Adventures Of Jane Arden -

Adventures of Jane Arden -

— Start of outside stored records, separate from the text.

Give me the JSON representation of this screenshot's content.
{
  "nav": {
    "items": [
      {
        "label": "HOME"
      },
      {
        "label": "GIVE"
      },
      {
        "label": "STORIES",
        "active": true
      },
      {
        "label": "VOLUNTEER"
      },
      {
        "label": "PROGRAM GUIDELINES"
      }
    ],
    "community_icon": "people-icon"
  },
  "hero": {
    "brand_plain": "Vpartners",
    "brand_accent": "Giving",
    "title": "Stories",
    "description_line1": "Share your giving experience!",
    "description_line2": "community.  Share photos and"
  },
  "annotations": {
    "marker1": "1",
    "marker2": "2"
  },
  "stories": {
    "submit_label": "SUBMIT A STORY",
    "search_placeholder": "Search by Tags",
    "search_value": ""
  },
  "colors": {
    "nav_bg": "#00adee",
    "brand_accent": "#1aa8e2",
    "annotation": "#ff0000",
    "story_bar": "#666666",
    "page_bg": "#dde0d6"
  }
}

Jane Arden was a nationally syndicated comic strip created by Monte Barrett and Russell E. Ross which focused on the adventures a girl reporter whose existence was likely inspired by the Stratemeyer Syndicate's Hardy Boys novels but who hit the ground running three years ahead of the introduction of bobbysoxer sleuth Nancy Drew. Running in syndication from 1927 until 1968, the daily inspired not only film and radio adaptations of its own but paved the way for such iconic lady newshounds as Superman's Lois Lane and Brenda Starr, Reporter. After actress Ruth Yorke provided the voice for Jane Arden in a short-lived radio adaptation, Warner Bros. acquired movie rights to the character as a vehicle for one of its newest acquisitions, 20 year-old Rosella Towns. Born in Youngstown, Ohio, as Rosella Townsend, the university professor's daughter was spotted by studio head Jack Warner as a participant in a department store fashion show and was offered a Hollywood contract. Rechristened Rosella Towns, the newcomer found herself acting opposite Ronald Reagan in such films as Sergeant Murphy (1938), Cowboy from Brooklyn (1938), and Secret Service of the Air (1939). The Adventures of Jane Arden (1939) was intended as the first in a series but subsequent entries never materialized and Towns was soon demoted to bit player - the same year she turned up in uncredited bits in Dark Victory and The Private Lives of Elizabeth and Essex. Married to writer Harry Kronman in 1942, Towns retired after playing a supporting role in Republic's A Gentle Gangster (1943). She died at age 96 in 2014. By Richard Harland Smith

Quotes

Trivia